- [Goal of the exercise]
How many lines in the data hold the string "Customer"? State the number alone.

- [Supplied information]

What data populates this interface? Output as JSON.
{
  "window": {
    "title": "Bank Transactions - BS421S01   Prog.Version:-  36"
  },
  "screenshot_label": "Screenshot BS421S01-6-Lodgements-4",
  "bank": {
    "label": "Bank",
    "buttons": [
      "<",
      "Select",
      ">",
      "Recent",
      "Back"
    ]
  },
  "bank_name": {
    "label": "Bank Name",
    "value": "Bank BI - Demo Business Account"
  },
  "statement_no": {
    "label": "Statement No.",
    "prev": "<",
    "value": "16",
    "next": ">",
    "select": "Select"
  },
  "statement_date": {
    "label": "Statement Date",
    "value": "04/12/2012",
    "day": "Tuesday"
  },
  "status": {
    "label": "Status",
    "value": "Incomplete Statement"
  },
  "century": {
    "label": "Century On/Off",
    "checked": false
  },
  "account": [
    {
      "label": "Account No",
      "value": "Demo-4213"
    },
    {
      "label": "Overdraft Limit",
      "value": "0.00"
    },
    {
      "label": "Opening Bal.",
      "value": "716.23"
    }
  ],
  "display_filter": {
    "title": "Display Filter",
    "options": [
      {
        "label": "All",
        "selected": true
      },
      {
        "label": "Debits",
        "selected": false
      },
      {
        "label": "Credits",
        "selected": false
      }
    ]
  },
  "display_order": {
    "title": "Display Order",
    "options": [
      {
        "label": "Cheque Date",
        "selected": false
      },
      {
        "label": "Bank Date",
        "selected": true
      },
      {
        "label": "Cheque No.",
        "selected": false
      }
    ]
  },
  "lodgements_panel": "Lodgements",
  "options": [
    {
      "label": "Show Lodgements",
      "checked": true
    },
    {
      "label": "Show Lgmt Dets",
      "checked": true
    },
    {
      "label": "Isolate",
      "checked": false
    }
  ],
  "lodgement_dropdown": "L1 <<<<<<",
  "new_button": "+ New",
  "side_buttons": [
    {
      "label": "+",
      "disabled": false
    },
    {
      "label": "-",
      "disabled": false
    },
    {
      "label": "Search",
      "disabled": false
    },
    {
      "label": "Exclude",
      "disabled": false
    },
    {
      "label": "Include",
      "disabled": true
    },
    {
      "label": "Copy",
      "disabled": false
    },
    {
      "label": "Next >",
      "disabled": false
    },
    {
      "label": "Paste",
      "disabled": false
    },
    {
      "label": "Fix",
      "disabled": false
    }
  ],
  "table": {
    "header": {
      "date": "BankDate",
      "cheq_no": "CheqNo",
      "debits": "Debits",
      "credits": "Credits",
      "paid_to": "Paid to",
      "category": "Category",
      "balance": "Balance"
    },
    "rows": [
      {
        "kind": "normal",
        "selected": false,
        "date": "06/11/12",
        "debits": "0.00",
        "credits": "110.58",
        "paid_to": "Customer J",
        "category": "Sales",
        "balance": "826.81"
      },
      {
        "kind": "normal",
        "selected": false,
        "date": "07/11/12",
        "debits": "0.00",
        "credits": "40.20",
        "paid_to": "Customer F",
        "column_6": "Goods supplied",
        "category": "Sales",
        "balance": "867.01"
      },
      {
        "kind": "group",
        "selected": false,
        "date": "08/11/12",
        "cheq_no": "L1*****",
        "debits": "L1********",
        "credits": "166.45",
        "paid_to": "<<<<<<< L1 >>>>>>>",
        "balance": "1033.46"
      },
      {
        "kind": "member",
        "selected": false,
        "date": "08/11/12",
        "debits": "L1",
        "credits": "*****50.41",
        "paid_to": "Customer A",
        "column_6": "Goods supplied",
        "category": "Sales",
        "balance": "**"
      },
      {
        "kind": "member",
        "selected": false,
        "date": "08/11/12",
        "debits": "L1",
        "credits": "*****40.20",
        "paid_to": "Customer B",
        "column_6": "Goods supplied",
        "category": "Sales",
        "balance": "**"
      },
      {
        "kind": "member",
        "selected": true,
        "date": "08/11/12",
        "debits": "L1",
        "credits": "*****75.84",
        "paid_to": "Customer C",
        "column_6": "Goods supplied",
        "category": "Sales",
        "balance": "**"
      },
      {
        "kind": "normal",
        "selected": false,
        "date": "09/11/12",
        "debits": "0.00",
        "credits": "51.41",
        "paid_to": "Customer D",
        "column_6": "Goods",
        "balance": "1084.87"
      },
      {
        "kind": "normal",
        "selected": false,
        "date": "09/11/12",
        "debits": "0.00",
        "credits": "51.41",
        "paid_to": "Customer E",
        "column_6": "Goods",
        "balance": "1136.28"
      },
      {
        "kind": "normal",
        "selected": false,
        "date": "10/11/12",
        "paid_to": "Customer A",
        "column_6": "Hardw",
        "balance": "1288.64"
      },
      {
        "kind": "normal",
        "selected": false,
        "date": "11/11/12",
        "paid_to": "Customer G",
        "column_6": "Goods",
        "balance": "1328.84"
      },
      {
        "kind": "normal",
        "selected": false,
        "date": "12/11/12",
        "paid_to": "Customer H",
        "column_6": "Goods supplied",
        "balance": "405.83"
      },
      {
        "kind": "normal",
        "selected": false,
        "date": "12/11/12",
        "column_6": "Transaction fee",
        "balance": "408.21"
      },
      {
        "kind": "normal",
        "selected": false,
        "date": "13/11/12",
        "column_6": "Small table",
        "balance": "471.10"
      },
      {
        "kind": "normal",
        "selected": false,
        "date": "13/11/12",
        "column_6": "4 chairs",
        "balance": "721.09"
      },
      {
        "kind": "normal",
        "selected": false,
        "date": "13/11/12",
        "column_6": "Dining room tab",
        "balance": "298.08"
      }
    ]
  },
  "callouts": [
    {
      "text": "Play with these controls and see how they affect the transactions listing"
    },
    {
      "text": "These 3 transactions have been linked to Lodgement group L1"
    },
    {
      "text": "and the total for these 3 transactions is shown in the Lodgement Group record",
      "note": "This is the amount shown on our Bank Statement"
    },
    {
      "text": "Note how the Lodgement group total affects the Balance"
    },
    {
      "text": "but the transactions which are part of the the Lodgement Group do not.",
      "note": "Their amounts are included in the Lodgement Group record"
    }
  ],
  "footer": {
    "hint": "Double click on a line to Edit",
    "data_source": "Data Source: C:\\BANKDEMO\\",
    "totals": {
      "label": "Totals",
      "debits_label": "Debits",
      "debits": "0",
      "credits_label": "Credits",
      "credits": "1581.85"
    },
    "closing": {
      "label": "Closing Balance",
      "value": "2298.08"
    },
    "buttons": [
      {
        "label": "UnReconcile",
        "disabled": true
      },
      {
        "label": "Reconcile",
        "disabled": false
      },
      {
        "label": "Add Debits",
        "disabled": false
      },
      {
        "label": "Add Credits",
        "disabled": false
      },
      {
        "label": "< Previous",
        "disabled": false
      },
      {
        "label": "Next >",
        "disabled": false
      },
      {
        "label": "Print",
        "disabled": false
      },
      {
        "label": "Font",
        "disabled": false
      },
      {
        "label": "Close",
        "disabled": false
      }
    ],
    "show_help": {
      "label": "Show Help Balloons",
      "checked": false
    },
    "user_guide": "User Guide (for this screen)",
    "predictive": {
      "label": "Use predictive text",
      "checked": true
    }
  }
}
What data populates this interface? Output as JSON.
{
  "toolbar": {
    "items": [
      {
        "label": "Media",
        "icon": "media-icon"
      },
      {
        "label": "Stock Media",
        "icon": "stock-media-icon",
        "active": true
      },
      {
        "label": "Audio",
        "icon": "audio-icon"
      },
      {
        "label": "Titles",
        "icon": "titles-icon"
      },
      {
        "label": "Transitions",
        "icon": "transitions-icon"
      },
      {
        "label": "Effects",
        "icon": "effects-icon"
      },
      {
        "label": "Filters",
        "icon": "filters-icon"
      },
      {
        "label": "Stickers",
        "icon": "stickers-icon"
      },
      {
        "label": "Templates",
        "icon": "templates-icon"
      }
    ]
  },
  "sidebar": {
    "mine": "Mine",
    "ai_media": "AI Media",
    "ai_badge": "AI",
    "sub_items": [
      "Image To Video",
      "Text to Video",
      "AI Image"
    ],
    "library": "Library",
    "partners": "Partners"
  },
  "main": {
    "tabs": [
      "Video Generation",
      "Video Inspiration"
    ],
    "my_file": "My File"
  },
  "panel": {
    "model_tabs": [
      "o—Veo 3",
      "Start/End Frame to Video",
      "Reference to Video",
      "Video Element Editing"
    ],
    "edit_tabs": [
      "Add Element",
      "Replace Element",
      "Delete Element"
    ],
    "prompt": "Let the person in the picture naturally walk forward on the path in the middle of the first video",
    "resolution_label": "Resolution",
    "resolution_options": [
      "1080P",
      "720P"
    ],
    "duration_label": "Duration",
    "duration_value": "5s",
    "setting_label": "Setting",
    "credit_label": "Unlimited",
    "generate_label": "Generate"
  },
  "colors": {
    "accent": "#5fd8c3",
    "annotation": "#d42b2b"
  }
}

- [Written solution]
10